Planning Strategies for Generational Succession in Flemish Third-Generation Family-Owned Businesses

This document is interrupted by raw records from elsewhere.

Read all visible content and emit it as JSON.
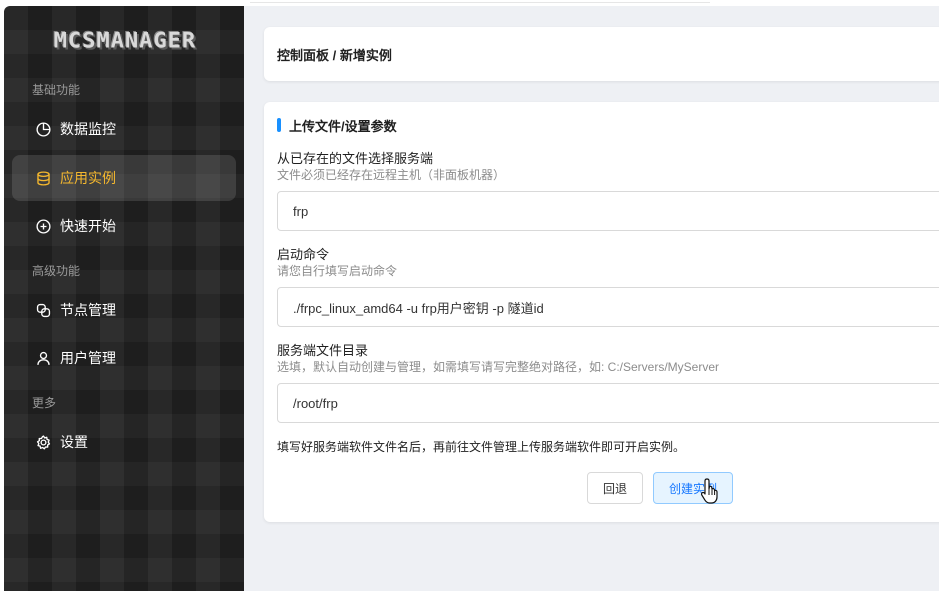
{
  "app": {
    "logo_text": "MCSMANAGER"
  },
  "sidebar": {
    "groups": [
      {
        "label": "基础功能"
      },
      {
        "label": "高级功能"
      },
      {
        "label": "更多"
      }
    ],
    "items": [
      {
        "label": "数据监控",
        "icon": "pie-chart-icon"
      },
      {
        "label": "应用实例",
        "icon": "database-icon",
        "active": true
      },
      {
        "label": "快速开始",
        "icon": "plus-circle-icon"
      },
      {
        "label": "节点管理",
        "icon": "nodes-icon"
      },
      {
        "label": "用户管理",
        "icon": "user-icon"
      },
      {
        "label": "设置",
        "icon": "gear-icon"
      }
    ]
  },
  "breadcrumb": {
    "text": "控制面板 / 新增实例"
  },
  "form": {
    "title": "上传文件/设置参数",
    "fields": [
      {
        "label": "从已存在的文件选择服务端",
        "hint": "文件必须已经存在远程主机（非面板机器）",
        "value": "frp"
      },
      {
        "label": "启动命令",
        "hint": "请您自行填写启动命令",
        "value": "./frpc_linux_amd64 -u frp用户密钥 -p 隧道id"
      },
      {
        "label": "服务端文件目录",
        "hint": "选填，默认自动创建与管理，如需填写请写完整绝对路径，如: C:/Servers/MyServer",
        "value": "/root/frp"
      }
    ],
    "note": "填写好服务端软件文件名后，再前往文件管理上传服务端软件即可开启实例。",
    "back_label": "回退",
    "create_label": "创建实例"
  },
  "colors": {
    "accent": "#1890ff",
    "active_nav": "#f5b82e",
    "sidebar_bg": "#232323",
    "main_bg": "#eef0f4"
  }
}
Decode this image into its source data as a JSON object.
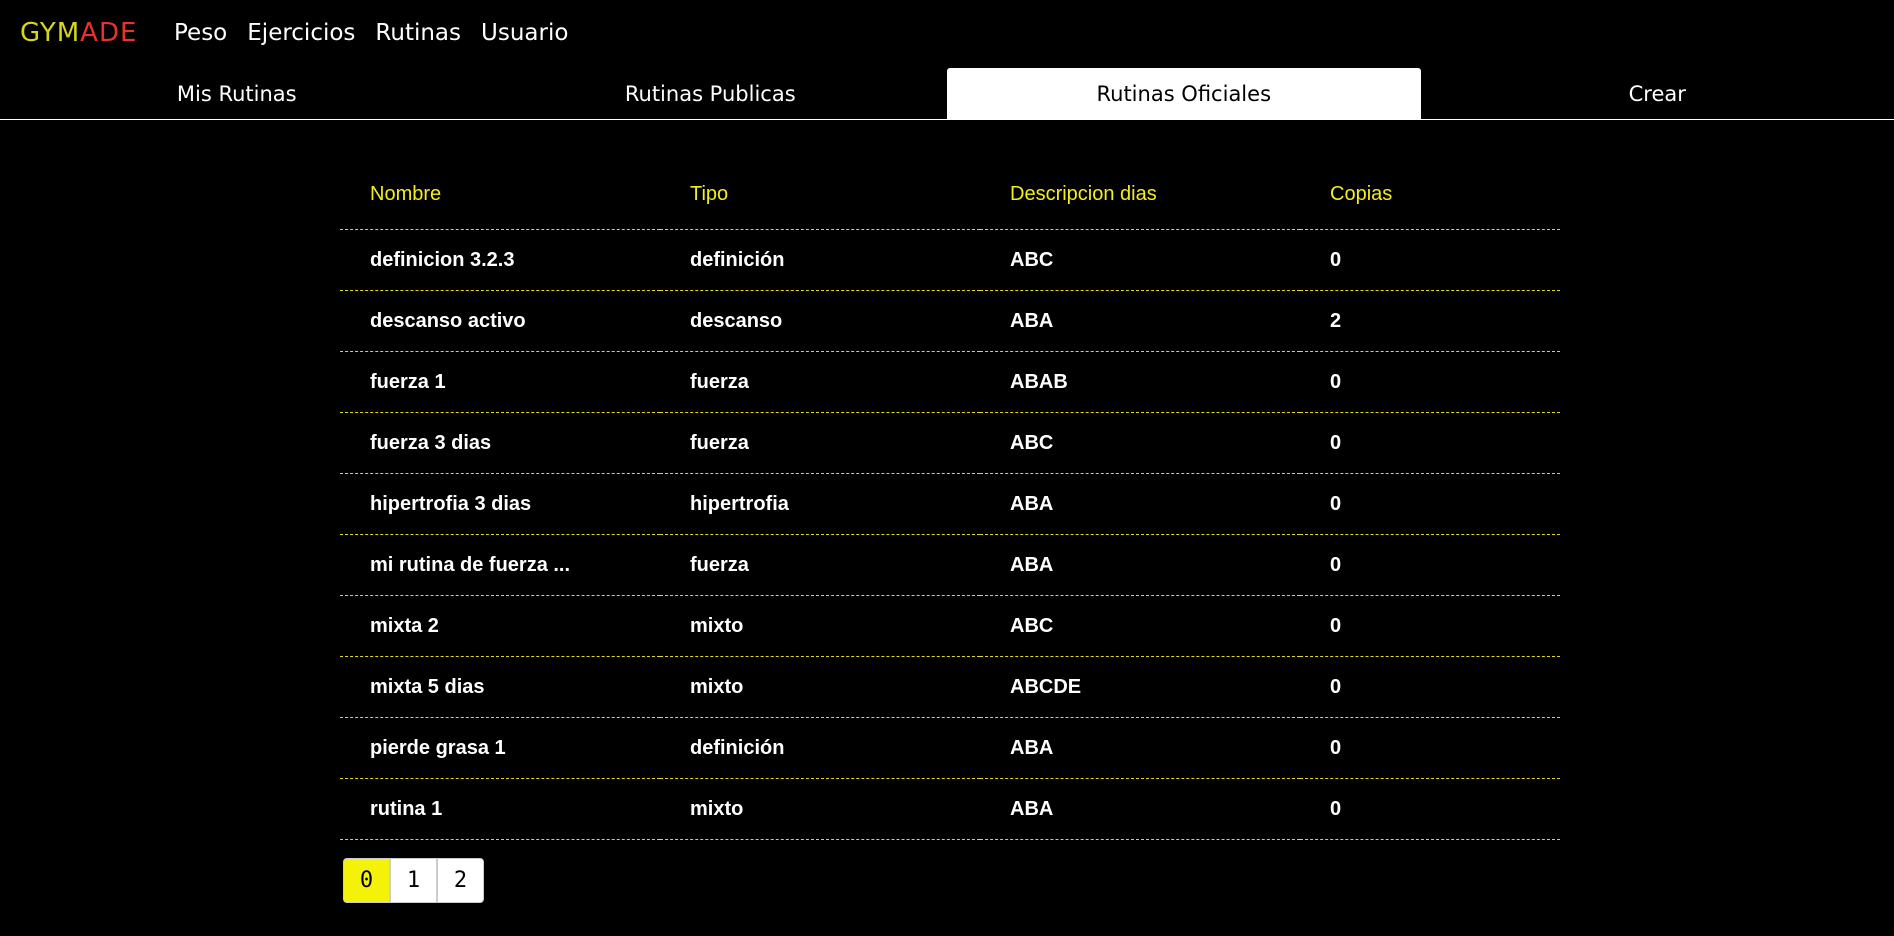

Survival over generations is critical for family-owned businesses (FOBs). Only 3% of family firms survive the 3rd generation, and a succession strategy is the most challenging decision for family business leaders to make. The purpose of this multiple case study was to explore nonfinancial succession planning strategies that 3rd-generation FOB leaders in Flanders, Belgium, apply for the transition of ownership and leadership to the 4th generation. The conceptual framework for this study was the socioemotional wealth paradigm. Data were collected using semistructured interviews, archival document reviews, company internal and public documents, and press releases. Yin’s 5-step data analysis was applied to identify themes and patterns. Analysis of the data revealed that, among these 3rd-generation FOBs, the socioemotional aspect of generational succession planning required strategies that simultaneously focused on successor suitability and well-being, consensus of the family, mode of transition, leadership and governance, and survival of the family firm. These findings may provide other, similar FOB leaders with insights into the dynamics of a successful transition of the 3rd-generation family firm to the next generation. Findings may be used to increase FOB survival rates, provide new job opportunities, contribute to community growth, and enhance the well-being of stakeholders. Successful family firms may engage in philanthropic activities as a way of transmitting legacies between generations.